▶ **Work to be completed**
In the data below, how many lines contain the string "modelmate"? Reply with the number only.

▶ **Information provided**

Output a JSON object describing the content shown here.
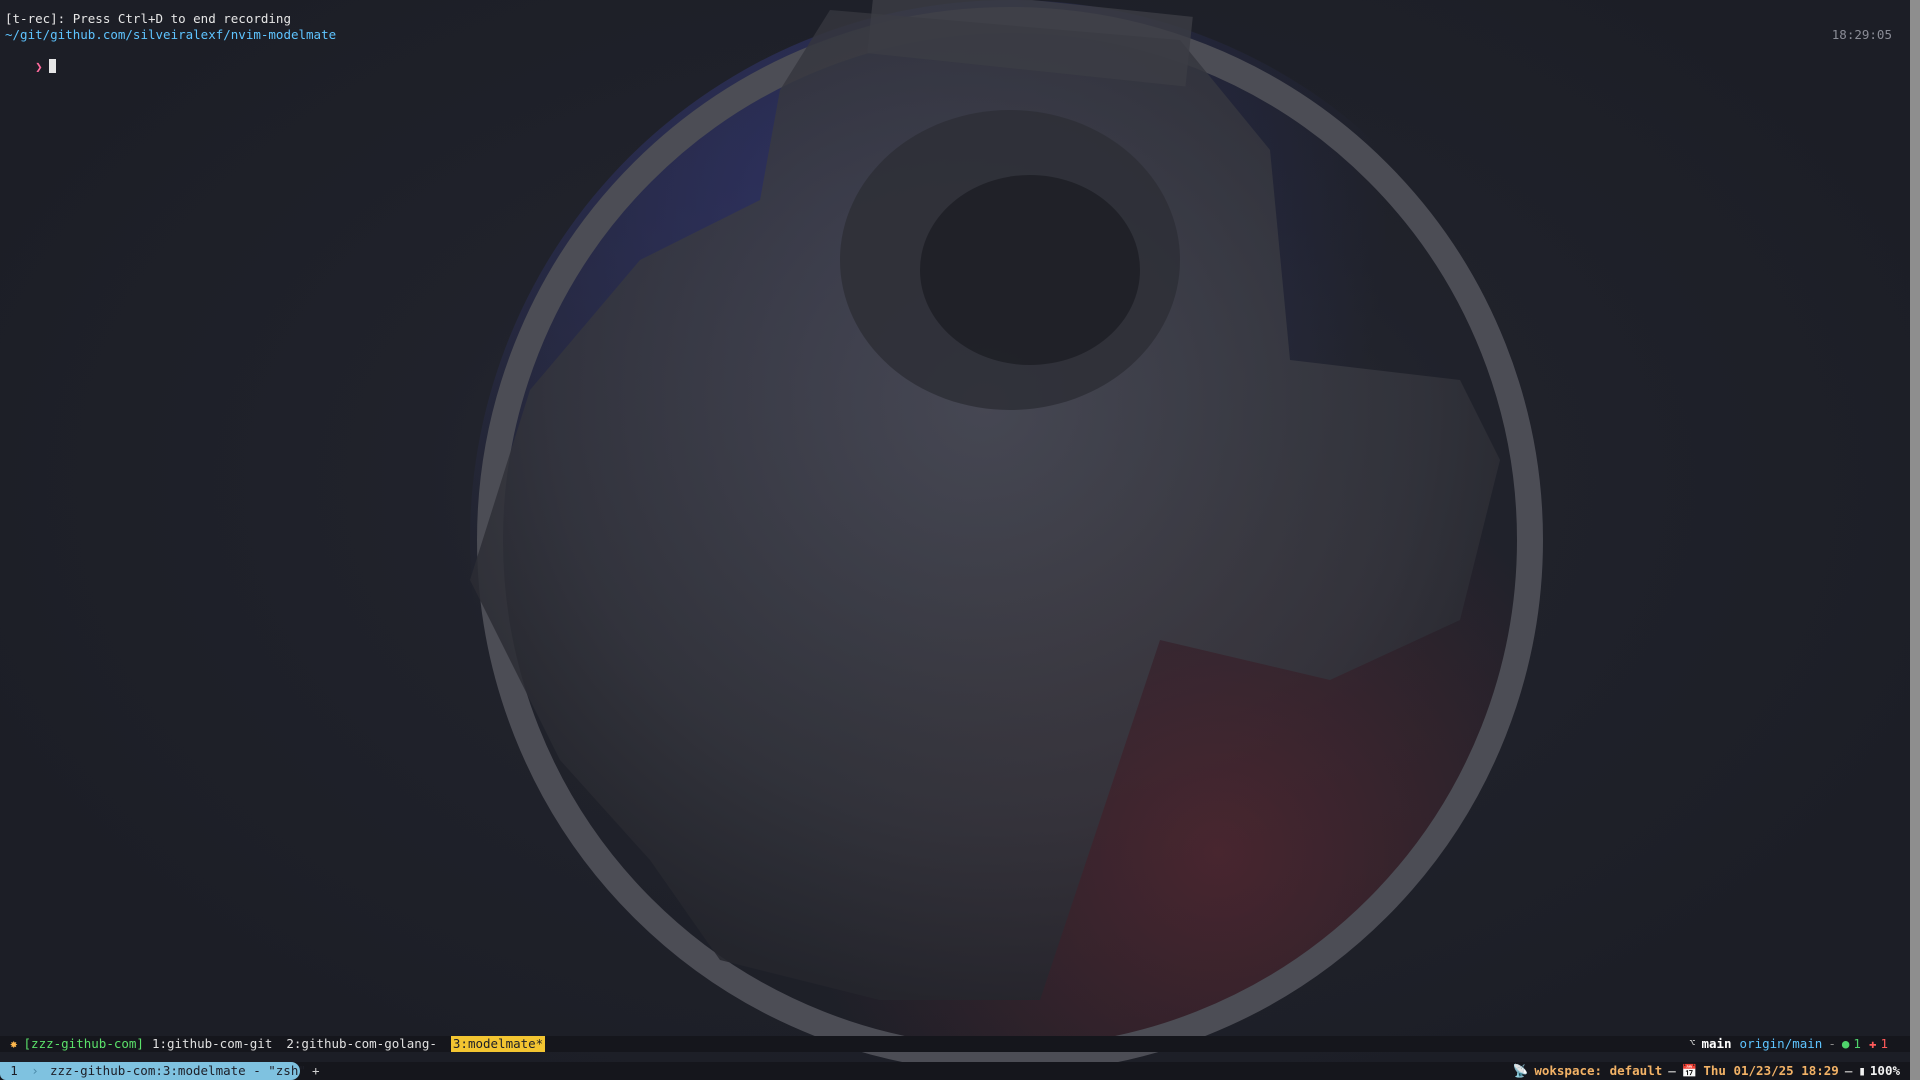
{
  "terminal": {
    "recording_notice": "[t-rec]: Press Ctrl+D to end recording",
    "cwd": "~/git/github.com/silveiralexf/nvim-modelmate",
    "prompt_symbol": "❯",
    "clock": "18:29:05"
  },
  "tmux": {
    "session_icon": "burst-icon",
    "session": "[zzz-github-com]",
    "windows": [
      {
        "label": "1:github-com-git"
      },
      {
        "label": "2:github-com-golang-"
      },
      {
        "label": "3:modelmate*",
        "active": true
      }
    ],
    "git": {
      "branch_icon": "git-branch-icon",
      "branch": "main",
      "remote": "origin/main",
      "separator": "-",
      "staged_count": "1",
      "unstaged_count": "1"
    }
  },
  "bottom_bar": {
    "tab_index": "1",
    "tab_title": "zzz-github-com:3:modelmate - \"zsh\"",
    "new_tab": "+",
    "workspace": "wokspace: default",
    "datetime": "Thu 01/23/25 18:29",
    "battery": "100%"
  },
  "colors": {
    "background": "#1d1f28",
    "path_blue": "#5ec4ff",
    "prompt_pink": "#ff6b9d",
    "active_window_yellow": "#f3c531",
    "session_green": "#5be16a",
    "tab_blue": "#7fc2e0",
    "accent_orange": "#f2b266"
  }
}
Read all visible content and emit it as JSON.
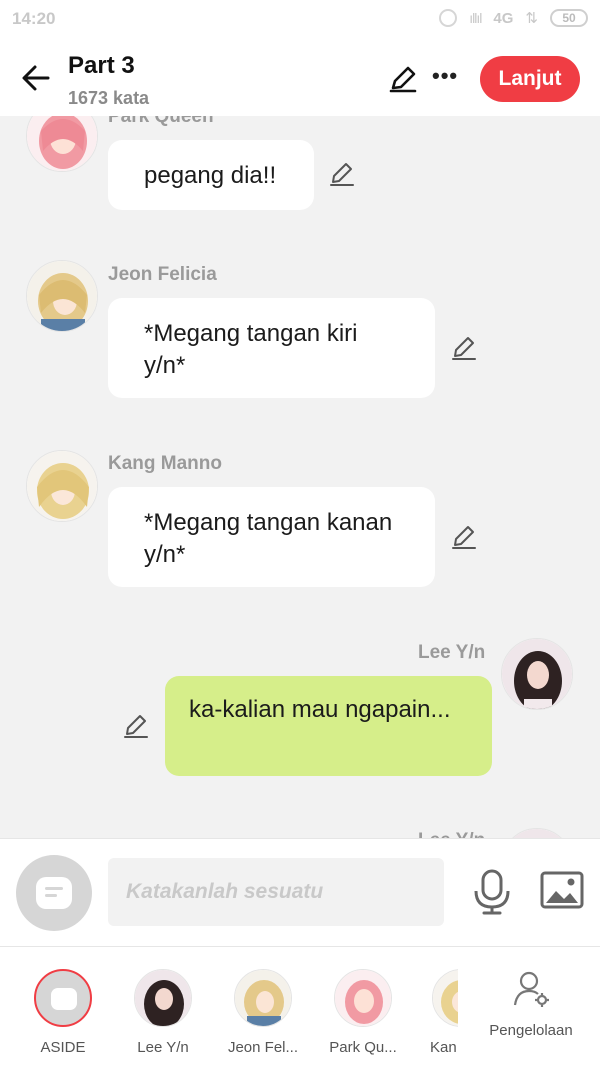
{
  "status_bar": {
    "time": "14:20",
    "network": "4G",
    "battery": "50"
  },
  "header": {
    "title": "Part 3",
    "word_count": "1673 kata",
    "next_label": "Lanjut"
  },
  "messages": [
    {
      "sender": "Park Queen",
      "text": "pegang dia!!",
      "side": "left"
    },
    {
      "sender": "Jeon Felicia",
      "text": "*Megang tangan kiri y/n*",
      "side": "left"
    },
    {
      "sender": "Kang Manno",
      "text": "*Megang tangan kanan y/n*",
      "side": "left"
    },
    {
      "sender": "Lee Y/n",
      "text": "ka-kalian mau ngapain...",
      "side": "right"
    },
    {
      "sender": "Lee Y/n",
      "text": "",
      "side": "right"
    }
  ],
  "input": {
    "placeholder": "Katakanlah sesuatu"
  },
  "characters": [
    {
      "label": "ASIDE"
    },
    {
      "label": "Lee Y/n"
    },
    {
      "label": "Jeon Fel..."
    },
    {
      "label": "Park Qu..."
    },
    {
      "label": "Kan"
    }
  ],
  "management_label": "Pengelolaan",
  "colors": {
    "accent": "#f03d44",
    "user_bubble": "#d6ee8a",
    "bubble": "#ffffff",
    "background": "#f2f2f2"
  }
}
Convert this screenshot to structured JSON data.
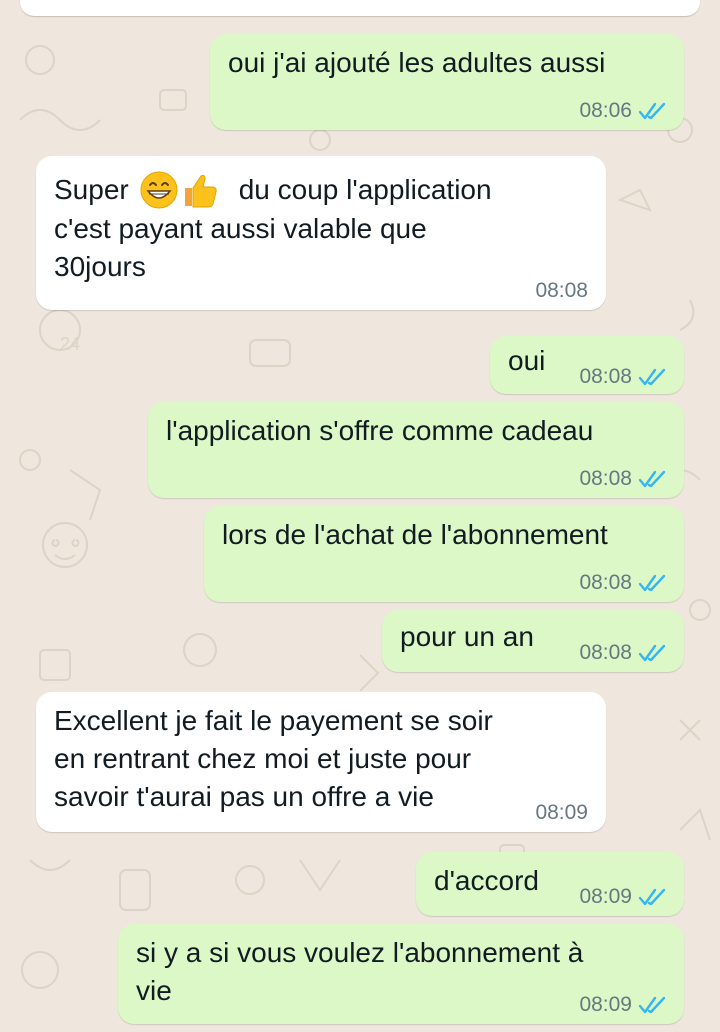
{
  "theme": {
    "wallpaper": "#efe7dd",
    "outgoing_bubble": "#dcf8c6",
    "incoming_bubble": "#ffffff",
    "tick_color": "#34b7f1",
    "meta_color": "#667781"
  },
  "messages": [
    {
      "direction": "out",
      "text": "oui j'ai ajouté les adultes aussi",
      "time": "08:06",
      "status": "read"
    },
    {
      "direction": "in",
      "prefix": "Super",
      "emojis": [
        "grinning-face-emoji",
        "thumbs-up-emoji"
      ],
      "lines": [
        "du coup l'application",
        "c'est payant aussi valable que",
        "30jours"
      ],
      "time": "08:08"
    },
    {
      "direction": "out",
      "text": "oui",
      "time": "08:08",
      "status": "read"
    },
    {
      "direction": "out",
      "text": "l'application s'offre comme cadeau",
      "time": "08:08",
      "status": "read"
    },
    {
      "direction": "out",
      "text": "lors de l'achat de l'abonnement",
      "time": "08:08",
      "status": "read"
    },
    {
      "direction": "out",
      "text": "pour un an",
      "time": "08:08",
      "status": "read"
    },
    {
      "direction": "in",
      "lines": [
        "Excellent je fait le payement se soir",
        "en rentrant chez moi et juste pour",
        "savoir t'aurai pas un offre a vie"
      ],
      "time": "08:09"
    },
    {
      "direction": "out",
      "text": "d'accord",
      "time": "08:09",
      "status": "read"
    },
    {
      "direction": "out",
      "lines": [
        "si y a si vous voulez l'abonnement à",
        "vie"
      ],
      "time": "08:09",
      "status": "read"
    }
  ]
}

▶ **Output of the task**
3